[Your objective]:
Return each entry word for word and skip its pictures.

* * * * * * *

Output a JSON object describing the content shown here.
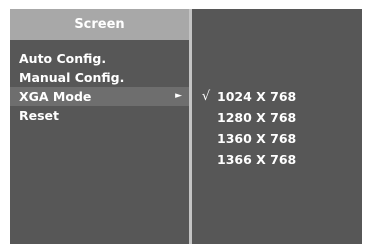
{
  "menu": {
    "title": "Screen",
    "items": [
      {
        "label": "Auto Config."
      },
      {
        "label": "Manual Config."
      },
      {
        "label": "XGA Mode",
        "arrow": "►",
        "selected": true
      },
      {
        "label": "Reset"
      }
    ]
  },
  "submenu": {
    "items": [
      {
        "label": "1024 X 768",
        "check": "√",
        "checked": true
      },
      {
        "label": "1280 X 768",
        "check": ""
      },
      {
        "label": "1360 X 768",
        "check": ""
      },
      {
        "label": "1366 X 768",
        "check": ""
      }
    ]
  },
  "colors": {
    "panel_bg": "#575757",
    "header_bg": "#a8a8a8",
    "highlight_bg": "#6e6e6e",
    "divider": "#c4c4c4",
    "text": "#ffffff"
  }
}
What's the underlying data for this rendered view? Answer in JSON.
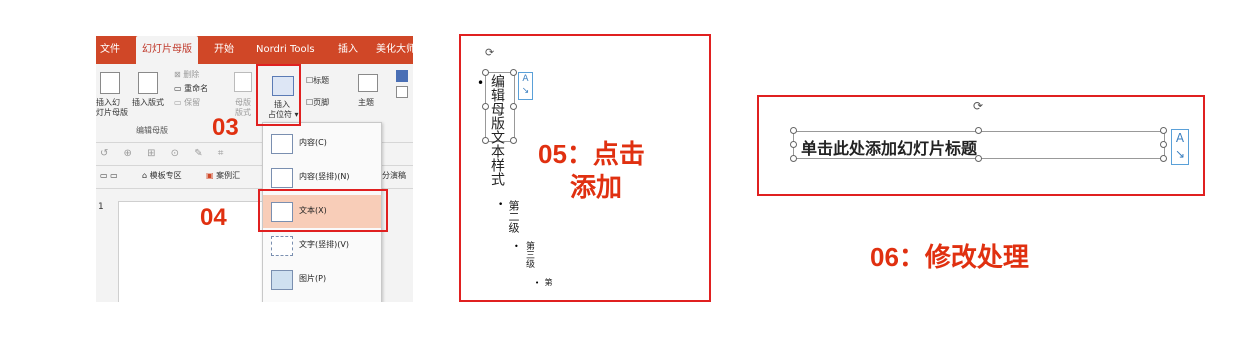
{
  "ribbon": {
    "tabs": [
      "文件",
      "幻灯片母版",
      "开始",
      "Nordri Tools",
      "插入",
      "美化大师"
    ],
    "active_tab_index": 1,
    "insert_slide_master": "插入幻",
    "insert_slide_master2": "灯片母版",
    "insert_layout": "插入版式",
    "delete": "删除",
    "rename": "重命名",
    "preserve": "保留",
    "group_label": "编辑母版",
    "master_layout": "母版",
    "master_layout2": "版式",
    "insert_placeholder": "插入",
    "insert_placeholder2": "占位符",
    "title_check": "标题",
    "footer_check": "页脚",
    "theme": "主题",
    "toolbar2": [
      "模板专区",
      "案例汇",
      "分演稿"
    ],
    "slide_number": "1"
  },
  "dropdown": {
    "items": [
      "内容(C)",
      "内容(竖排)(N)",
      "文本(X)",
      "文字(竖排)(V)",
      "图片(P)"
    ],
    "selected_index": 2
  },
  "steps": {
    "step03": "03",
    "step04": "04",
    "step05_line1": "05：点击",
    "step05_line2": "添加",
    "step06": "06：修改处理"
  },
  "vertical_text": {
    "bullet": "•",
    "level1": "编辑母版文本样式",
    "level2": "第二级",
    "level3": "第三级",
    "level4": "第",
    "autofit_icon_label": "A"
  },
  "title_placeholder": {
    "text": "单击此处添加幻灯片标题",
    "autofit_icon_label": "A"
  },
  "colors": {
    "accent_red": "#e02020",
    "tab_orange": "#d04727",
    "selected_item": "#f8cdb8"
  }
}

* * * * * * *

[Answer section]:
Output a JSON object describing the content shown here.
{
  "menu": {
    "title": "Screen",
    "items": [
      {
        "label": "Auto Config."
      },
      {
        "label": "Manual Config."
      },
      {
        "label": "XGA Mode",
        "arrow": "►",
        "selected": true
      },
      {
        "label": "Reset"
      }
    ]
  },
  "submenu": {
    "items": [
      {
        "label": "1024 X 768",
        "check": "√",
        "checked": true
      },
      {
        "label": "1280 X 768",
        "check": ""
      },
      {
        "label": "1360 X 768",
        "check": ""
      },
      {
        "label": "1366 X 768",
        "check": ""
      }
    ]
  },
  "colors": {
    "panel_bg": "#575757",
    "header_bg": "#a8a8a8",
    "highlight_bg": "#6e6e6e",
    "divider": "#c4c4c4",
    "text": "#ffffff"
  }
}
What's the underlying data for this rendered view? Answer in JSON.
{
  "ribbon": {
    "tabs": [
      "文件",
      "幻灯片母版",
      "开始",
      "Nordri Tools",
      "插入",
      "美化大师"
    ],
    "active_tab_index": 1,
    "insert_slide_master": "插入幻",
    "insert_slide_master2": "灯片母版",
    "insert_layout": "插入版式",
    "delete": "删除",
    "rename": "重命名",
    "preserve": "保留",
    "group_label": "编辑母版",
    "master_layout": "母版",
    "master_layout2": "版式",
    "insert_placeholder": "插入",
    "insert_placeholder2": "占位符",
    "title_check": "标题",
    "footer_check": "页脚",
    "theme": "主题",
    "toolbar2": [
      "模板专区",
      "案例汇",
      "分演稿"
    ],
    "slide_number": "1"
  },
  "dropdown": {
    "items": [
      "内容(C)",
      "内容(竖排)(N)",
      "文本(X)",
      "文字(竖排)(V)",
      "图片(P)"
    ],
    "selected_index": 2
  },
  "steps": {
    "step03": "03",
    "step04": "04",
    "step05_line1": "05：点击",
    "step05_line2": "添加",
    "step06": "06：修改处理"
  },
  "vertical_text": {
    "bullet": "•",
    "level1": "编辑母版文本样式",
    "level2": "第二级",
    "level3": "第三级",
    "level4": "第",
    "autofit_icon_label": "A"
  },
  "title_placeholder": {
    "text": "单击此处添加幻灯片标题",
    "autofit_icon_label": "A"
  },
  "colors": {
    "accent_red": "#e02020",
    "tab_orange": "#d04727",
    "selected_item": "#f8cdb8"
  }
}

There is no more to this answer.